By 1988 inflation was at last under control, fiscal and monetary discipline attained, relative price adjustment achieved, structural reform in trade and public-sector management underway, and the preconditions for recovery in place. But these positive developments were inadequate to attract foreign investment and return capital in sufficient quantities for sustained recovery. A shift in development strategy became necessary, predicated on the need to generate a net capital inflow.
In April 1989, President Carlos Salinas de Gortari an-nounced his government's national development plan for 1989-94, which called for annual GDP growth of 6 percent and an inflation rate similar to those of Mexico's main trading partners. Salinas planned to achieve this sustained growth by boosting the investment share of GDP and by encouraging private investment through denationalization of state enterprises and deregulation of the economy. His first priority was to reduce Mexico's external debt; in mid-1989 the government reached agreement with its commercial bank creditors to reduce its medium- and long-term debt. The following year, Salinas took his next step toward higher capital inflows by lowering domestic borrowing costs, reprivatizing the banking system, and broaching the idea of a free-trade agreement with the United States. These announcements were soon followed by increased levels of capital repatriation and foreign investment.
After rising impressively during the early years of Salinas's presidency, the growth rate of real GDP began to slow during the early 1990s. During 1993 the economy grew by a negligible amount, but growth rebounded to almost 4 percent during 1994, as fiscal and monetary policy were relaxed and foreign investment was bolstered by United States ratification of the North American Free Trade Agreement (NAFTA). In 1994 the commerce and services sectors accounted for 22 percent of Mexico's total GDP. Manufacturing followed at 20 percent; transport and communications at 10 percent; agriculture, forestry, and fishing at 8 percent; construction at 5 percent; mining at 2 percent; and electricity, gas, and water at 2 percent (see fig. 9). Some two-thirds of GDP in 1994 (67 percent) was spent on private consumption, 11 percent on public consumption, and 22 percent on fixed investment. During 1994 private consumption rose by 4 percent, public consumption by 2 percent, public investment by 9 percent, and private investment by 8 percent.

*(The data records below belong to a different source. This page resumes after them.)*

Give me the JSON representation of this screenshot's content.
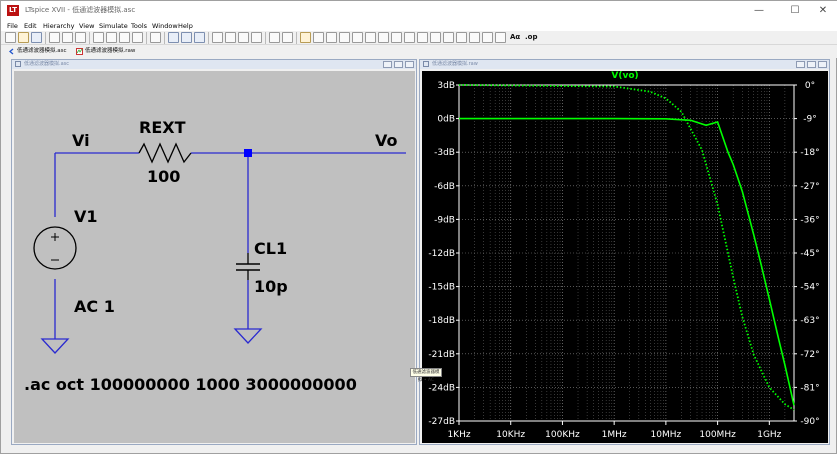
{
  "window": {
    "app_icon_text": "LT",
    "title": "LTspice XVII - 低通滤波器模拟.asc",
    "minimize": "—",
    "maximize": "☐",
    "close": "✕"
  },
  "menu": [
    "File",
    "Edit",
    "Hierarchy",
    "View",
    "Simulate",
    "Tools",
    "Window",
    "Help"
  ],
  "toolbar": {
    "ac_label": "Aα",
    "op_label": ".op"
  },
  "tabs": [
    {
      "label": "低通滤波器模拟.asc"
    },
    {
      "label": "低通滤波器模拟.raw"
    }
  ],
  "schematic": {
    "window_title": "低通滤波器模拟.asc",
    "net_vi": "Vi",
    "net_vo": "Vo",
    "resistor_name": "REXT",
    "resistor_value": "100",
    "source_name": "V1",
    "source_value": "AC 1",
    "cap_name": "CL1",
    "cap_value": "10p",
    "directive": ".ac oct 100000000 1000 3000000000",
    "wire_color": "#2a2ad0",
    "junction_color": "#0000ff"
  },
  "tooltip": "低通滤波器模拟 • AC",
  "plot_window": {
    "window_title": "低通滤波器模拟.raw"
  },
  "chart_data": {
    "type": "line",
    "title": "V(vo)",
    "xlabel": "",
    "ylabel": "",
    "x_scale": "log",
    "x_ticks": [
      "1KHz",
      "10KHz",
      "100KHz",
      "1MHz",
      "10MHz",
      "100MHz",
      "1GHz"
    ],
    "y_ticks_left": [
      "3dB",
      "0dB",
      "-3dB",
      "-6dB",
      "-9dB",
      "-12dB",
      "-15dB",
      "-18dB",
      "-21dB",
      "-24dB",
      "-27dB"
    ],
    "y_ticks_right": [
      "0°",
      "-9°",
      "-18°",
      "-27°",
      "-36°",
      "-45°",
      "-54°",
      "-63°",
      "-72°",
      "-81°",
      "-90°"
    ],
    "xlim": [
      1000,
      3000000000
    ],
    "ylim_left_db": [
      -27,
      3
    ],
    "ylim_right_deg": [
      -90,
      0
    ],
    "grid": true,
    "color": "#00ff00",
    "series": [
      {
        "name": "V(vo)",
        "quantity": "magnitude_db",
        "style": "solid",
        "x": [
          1000,
          1000000,
          10000000,
          30000000,
          60000000,
          100000000,
          159000000,
          200000000,
          300000000,
          500000000,
          700000000,
          1000000000,
          1500000000,
          2000000000,
          3000000000
        ],
        "y": [
          0,
          0,
          -0.02,
          -0.15,
          -0.6,
          -0.3,
          -3.0,
          -4.1,
          -6.5,
          -10.4,
          -13.1,
          -16.1,
          -19.6,
          -22.0,
          -25.6
        ]
      },
      {
        "name": "V(vo) phase",
        "quantity": "phase_deg",
        "style": "dotted",
        "x": [
          1000,
          1000000,
          5000000,
          10000000,
          20000000,
          50000000,
          100000000,
          159000000,
          200000000,
          300000000,
          500000000,
          1000000000,
          2000000000,
          3000000000
        ],
        "y": [
          0,
          -0.4,
          -1.8,
          -3.6,
          -7.2,
          -17.4,
          -32.1,
          -45.0,
          -51.5,
          -62.1,
          -72.3,
          -81.0,
          -85.5,
          -87.0
        ]
      }
    ]
  }
}
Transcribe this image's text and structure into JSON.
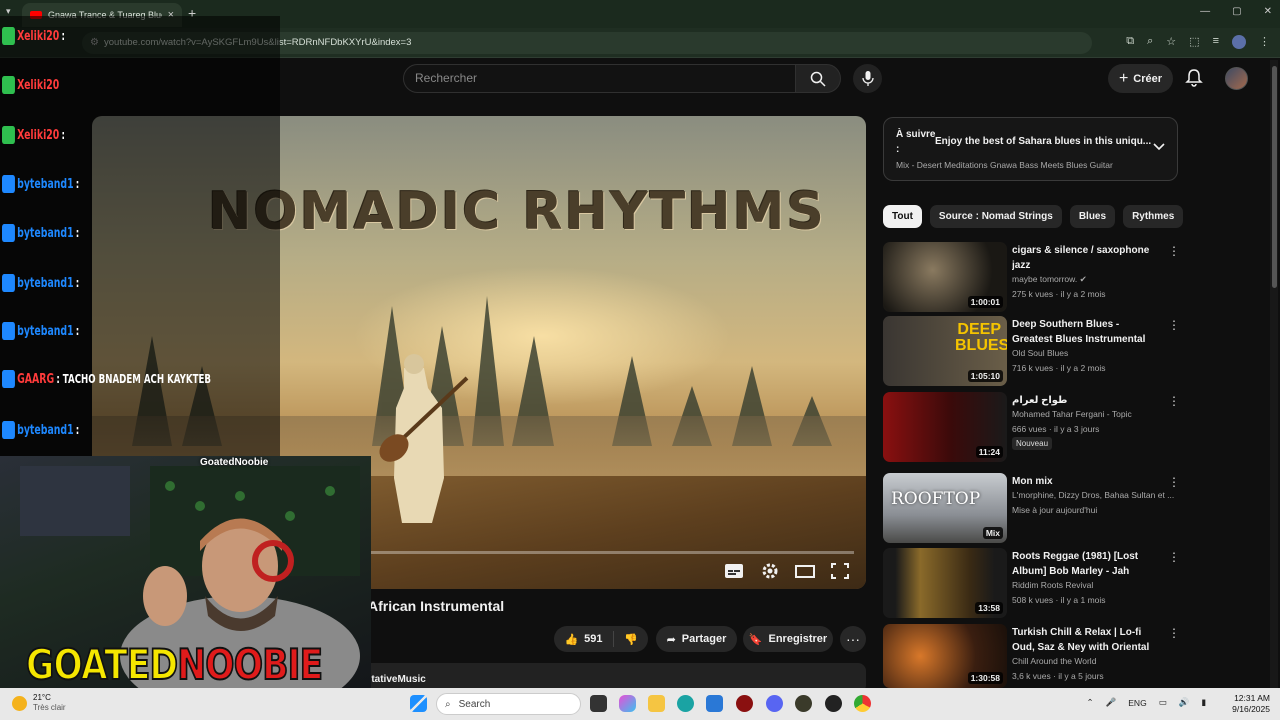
{
  "browser": {
    "tab_title": "Gnawa Trance & Tuareg Blues",
    "url": "youtube.com/watch?v=AySKGFLm9Us&list=RDRnNFDbKXYrU&index=3",
    "new_tab": "+",
    "tab_close": "×"
  },
  "header": {
    "search_placeholder": "Rechercher",
    "create_label": "Créer"
  },
  "video": {
    "overlay_title": "NOMADIC RHYTHMS",
    "title_partial": "African Instrumental",
    "likes": "591",
    "share_label": "Partager",
    "save_label": "Enregistrer",
    "more_label": "···",
    "hashtag": "#MeditativeMusic"
  },
  "up_next": {
    "label": "À suivre :",
    "title": "Enjoy the best of Sahara blues in this uniqu...",
    "subtitle": "Mix - Desert Meditations Gnawa Bass Meets Blues Guitar"
  },
  "chips": [
    "Tout",
    "Source : Nomad Strings",
    "Blues",
    "Rythmes"
  ],
  "recommendations": [
    {
      "title": "cigars & silence / saxophone jazz",
      "channel": "maybe tomorrow.",
      "stats": "275 k vues · il y a 2 mois",
      "duration": "1:00:01",
      "verified": true
    },
    {
      "title": "Deep Southern Blues - Greatest Blues Instrumental Music",
      "channel": "Old Soul Blues",
      "stats": "716 k vues · il y a 2 mois",
      "duration": "1:05:10",
      "thumb_text": "DEEP BLUES"
    },
    {
      "title": "طواح لعرام",
      "channel": "Mohamed Tahar Fergani - Topic",
      "stats": "666 vues · il y a 3 jours",
      "duration": "11:24",
      "badge": "Nouveau"
    },
    {
      "title": "Mon mix",
      "channel": "L'morphine, Dizzy Dros, Bahaa Sultan et ...",
      "stats": "Mise à jour aujourd'hui",
      "duration": "Mix",
      "thumb_text": "ROOFTOP"
    },
    {
      "title": "Roots Reggae (1981) [Lost Album] Bob Marley - Jah Bless...",
      "channel": "Riddim Roots Revival",
      "stats": "508 k vues · il y a 1 mois",
      "duration": "13:58"
    },
    {
      "title": "Turkish Chill & Relax | Lo-fi Oud, Saz & Ney with Oriental Vibes ...",
      "channel": "Chill Around the World",
      "stats": "3,6 k vues · il y a 5 jours",
      "duration": "1:30:58"
    }
  ],
  "chat": [
    {
      "user": "Xeliki20",
      "text": ":",
      "color": "#ff3b3b"
    },
    {
      "user": "Xeliki20",
      "text": "",
      "color": "#ff3b3b"
    },
    {
      "user": "Xeliki20",
      "text": ":",
      "color": "#ff3b3b"
    },
    {
      "user": "byteband1",
      "text": ":",
      "color": "#1e88ff"
    },
    {
      "user": "byteband1",
      "text": ":",
      "color": "#1e88ff"
    },
    {
      "user": "byteband1",
      "text": ":",
      "color": "#1e88ff"
    },
    {
      "user": "byteband1",
      "text": ":",
      "color": "#1e88ff"
    },
    {
      "user": "GAARG",
      "text": ": TACHO BNADEM ACH KAYKTEB",
      "color": "#ff3b3b"
    },
    {
      "user": "byteband1",
      "text": ":",
      "color": "#1e88ff"
    }
  ],
  "webcam": {
    "name": "GoatedNoobie",
    "logo_part1": "GOATED",
    "logo_part2": "NOOBIE"
  },
  "taskbar": {
    "temp": "21°C",
    "weather": "Très clair",
    "search": "Search",
    "lang": "ENG",
    "time": "12:31 AM",
    "date": "9/16/2025"
  },
  "colors": {
    "bg": "#0f0f0f",
    "accent_red": "#ff0000",
    "browser_frame": "#1b2a1e"
  }
}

However, the collapse of the new peso in December 1994 and the ensuing economic crisis caused the economy to contract by an estimated 7 percent during 1995. Investment and consumption both fell sharply, the latter by some 10 percent. Agriculture, livestock, and fishing contracted by 4 percent; mining by 1 percent; manufacturing by 6 percent; construction by 22 percent; and transport, storage, and communications by 2 percent. The only sector to register positive growth was utilities, which expanded by 3 percent.
By 1996 Mexican government and independent analysts saw signs that the country had begun to emerge from its economic recession. The economy contracted by a modest 1 percent during the first quarter of 1996. The Mexican government reported strong growth of 7 percent for the second quarter, and the Union Bank of Switzerland forecast economic growth of 4 percent for all of 1996.
Data as of June 1996
Mexico Table of Contents